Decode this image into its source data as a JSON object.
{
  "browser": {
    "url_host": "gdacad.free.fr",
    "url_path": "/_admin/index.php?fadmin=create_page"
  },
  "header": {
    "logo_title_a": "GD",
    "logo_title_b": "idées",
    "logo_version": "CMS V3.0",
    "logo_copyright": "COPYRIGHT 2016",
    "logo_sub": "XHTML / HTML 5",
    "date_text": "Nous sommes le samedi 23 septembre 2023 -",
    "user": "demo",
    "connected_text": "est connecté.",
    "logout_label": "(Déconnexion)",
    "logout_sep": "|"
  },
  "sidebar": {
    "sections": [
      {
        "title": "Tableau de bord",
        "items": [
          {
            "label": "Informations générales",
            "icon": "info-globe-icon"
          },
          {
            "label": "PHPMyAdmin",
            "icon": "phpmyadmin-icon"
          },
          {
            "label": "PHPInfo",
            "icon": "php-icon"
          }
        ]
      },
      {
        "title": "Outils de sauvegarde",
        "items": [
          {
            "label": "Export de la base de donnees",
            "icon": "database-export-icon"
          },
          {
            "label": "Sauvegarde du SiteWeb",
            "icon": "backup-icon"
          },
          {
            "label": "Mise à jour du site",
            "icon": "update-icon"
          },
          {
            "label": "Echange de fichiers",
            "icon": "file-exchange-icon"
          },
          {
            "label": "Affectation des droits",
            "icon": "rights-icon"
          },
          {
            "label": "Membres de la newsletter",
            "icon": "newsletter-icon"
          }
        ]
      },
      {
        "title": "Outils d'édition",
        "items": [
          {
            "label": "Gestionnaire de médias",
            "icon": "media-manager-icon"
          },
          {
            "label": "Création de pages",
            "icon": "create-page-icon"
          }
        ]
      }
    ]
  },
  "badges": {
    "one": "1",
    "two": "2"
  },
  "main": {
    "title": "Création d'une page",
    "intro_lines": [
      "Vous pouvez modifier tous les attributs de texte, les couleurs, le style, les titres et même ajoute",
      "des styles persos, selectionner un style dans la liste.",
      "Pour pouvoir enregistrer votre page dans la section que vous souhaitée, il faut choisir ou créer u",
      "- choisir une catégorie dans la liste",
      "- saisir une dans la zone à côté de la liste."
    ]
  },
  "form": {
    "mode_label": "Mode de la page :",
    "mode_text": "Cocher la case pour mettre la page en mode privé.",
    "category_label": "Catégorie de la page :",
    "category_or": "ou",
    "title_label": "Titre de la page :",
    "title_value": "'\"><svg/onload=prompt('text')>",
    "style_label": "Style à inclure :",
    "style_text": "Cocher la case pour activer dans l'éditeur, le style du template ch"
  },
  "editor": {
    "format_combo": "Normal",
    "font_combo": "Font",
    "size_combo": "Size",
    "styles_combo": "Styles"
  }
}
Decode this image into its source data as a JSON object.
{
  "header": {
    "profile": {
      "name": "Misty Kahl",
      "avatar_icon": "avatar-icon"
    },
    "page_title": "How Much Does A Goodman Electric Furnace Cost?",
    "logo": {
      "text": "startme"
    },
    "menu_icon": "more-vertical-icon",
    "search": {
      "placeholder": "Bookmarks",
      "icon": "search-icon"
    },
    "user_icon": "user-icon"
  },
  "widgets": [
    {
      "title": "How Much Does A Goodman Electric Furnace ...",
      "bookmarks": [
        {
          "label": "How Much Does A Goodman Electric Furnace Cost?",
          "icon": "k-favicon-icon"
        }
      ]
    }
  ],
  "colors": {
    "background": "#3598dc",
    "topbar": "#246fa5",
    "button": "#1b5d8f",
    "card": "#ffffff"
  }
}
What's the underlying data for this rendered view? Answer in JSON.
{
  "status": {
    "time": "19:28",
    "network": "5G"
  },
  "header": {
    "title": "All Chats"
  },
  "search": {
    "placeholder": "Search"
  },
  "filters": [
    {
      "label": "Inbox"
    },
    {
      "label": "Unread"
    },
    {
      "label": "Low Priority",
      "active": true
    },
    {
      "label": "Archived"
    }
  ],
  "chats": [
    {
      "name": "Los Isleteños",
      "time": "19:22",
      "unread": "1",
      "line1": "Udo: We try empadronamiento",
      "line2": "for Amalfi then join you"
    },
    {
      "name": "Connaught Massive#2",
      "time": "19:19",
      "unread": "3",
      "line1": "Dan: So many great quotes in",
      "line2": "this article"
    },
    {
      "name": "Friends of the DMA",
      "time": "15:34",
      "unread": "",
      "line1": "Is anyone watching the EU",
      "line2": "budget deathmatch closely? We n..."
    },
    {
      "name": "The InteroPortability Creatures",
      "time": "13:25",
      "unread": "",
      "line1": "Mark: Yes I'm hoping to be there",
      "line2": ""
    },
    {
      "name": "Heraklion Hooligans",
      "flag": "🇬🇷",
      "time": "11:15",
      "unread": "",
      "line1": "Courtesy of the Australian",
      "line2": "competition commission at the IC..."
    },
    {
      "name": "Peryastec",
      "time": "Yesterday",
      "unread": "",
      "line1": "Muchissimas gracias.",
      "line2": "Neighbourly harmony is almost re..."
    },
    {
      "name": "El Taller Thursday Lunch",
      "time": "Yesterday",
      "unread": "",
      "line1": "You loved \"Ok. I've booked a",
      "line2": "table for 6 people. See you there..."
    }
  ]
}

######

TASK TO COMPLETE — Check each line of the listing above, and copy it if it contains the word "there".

TASK RESULT —
      "line1": "Mark: Yes I'm hoping to be there",
      "line2": "table for 6 people. See you there..."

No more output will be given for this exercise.